### Exercise aim
Omitting the pictures, output all of the records precisely as written.

### Data in this exercise
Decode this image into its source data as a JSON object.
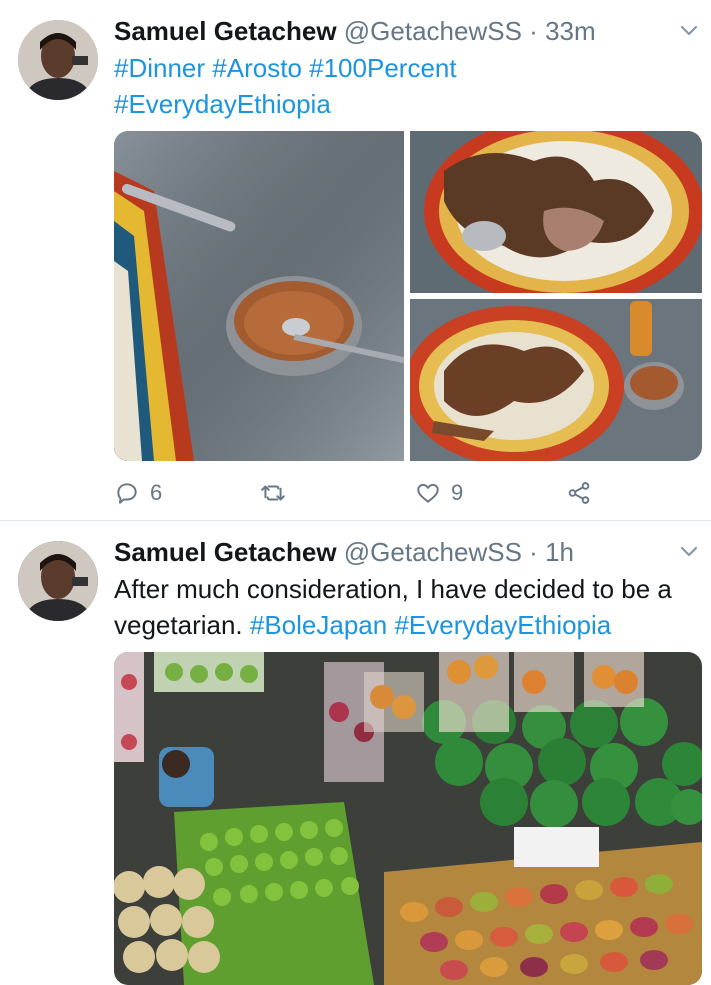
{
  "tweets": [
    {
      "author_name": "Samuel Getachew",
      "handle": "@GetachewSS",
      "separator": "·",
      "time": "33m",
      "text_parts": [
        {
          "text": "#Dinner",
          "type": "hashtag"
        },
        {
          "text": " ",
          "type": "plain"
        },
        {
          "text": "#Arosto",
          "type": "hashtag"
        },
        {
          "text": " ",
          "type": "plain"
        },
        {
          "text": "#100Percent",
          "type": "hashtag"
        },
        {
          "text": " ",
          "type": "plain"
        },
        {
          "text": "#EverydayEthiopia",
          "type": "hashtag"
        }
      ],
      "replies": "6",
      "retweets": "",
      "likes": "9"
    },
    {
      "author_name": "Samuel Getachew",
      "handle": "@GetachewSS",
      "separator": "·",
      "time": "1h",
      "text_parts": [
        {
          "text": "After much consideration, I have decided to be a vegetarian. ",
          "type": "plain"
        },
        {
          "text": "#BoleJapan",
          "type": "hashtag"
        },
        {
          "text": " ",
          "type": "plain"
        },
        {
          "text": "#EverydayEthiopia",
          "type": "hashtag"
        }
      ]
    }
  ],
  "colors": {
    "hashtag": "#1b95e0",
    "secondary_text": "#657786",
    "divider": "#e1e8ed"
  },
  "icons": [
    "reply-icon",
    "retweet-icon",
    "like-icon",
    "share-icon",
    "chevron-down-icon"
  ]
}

### Answer to the exercise
Decode this image into its source data as a JSON object.
{
  "tweets": [
    {
      "author_name": "Samuel Getachew",
      "handle": "@GetachewSS",
      "separator": "·",
      "time": "33m",
      "text_parts": [
        {
          "text": "#Dinner",
          "type": "hashtag"
        },
        {
          "text": " ",
          "type": "plain"
        },
        {
          "text": "#Arosto",
          "type": "hashtag"
        },
        {
          "text": " ",
          "type": "plain"
        },
        {
          "text": "#100Percent",
          "type": "hashtag"
        },
        {
          "text": " ",
          "type": "plain"
        },
        {
          "text": "#EverydayEthiopia",
          "type": "hashtag"
        }
      ],
      "replies": "6",
      "retweets": "",
      "likes": "9"
    },
    {
      "author_name": "Samuel Getachew",
      "handle": "@GetachewSS",
      "separator": "·",
      "time": "1h",
      "text_parts": [
        {
          "text": "After much consideration, I have decided to be a vegetarian. ",
          "type": "plain"
        },
        {
          "text": "#BoleJapan",
          "type": "hashtag"
        },
        {
          "text": " ",
          "type": "plain"
        },
        {
          "text": "#EverydayEthiopia",
          "type": "hashtag"
        }
      ]
    }
  ],
  "colors": {
    "hashtag": "#1b95e0",
    "secondary_text": "#657786",
    "divider": "#e1e8ed"
  },
  "icons": [
    "reply-icon",
    "retweet-icon",
    "like-icon",
    "share-icon",
    "chevron-down-icon"
  ]
}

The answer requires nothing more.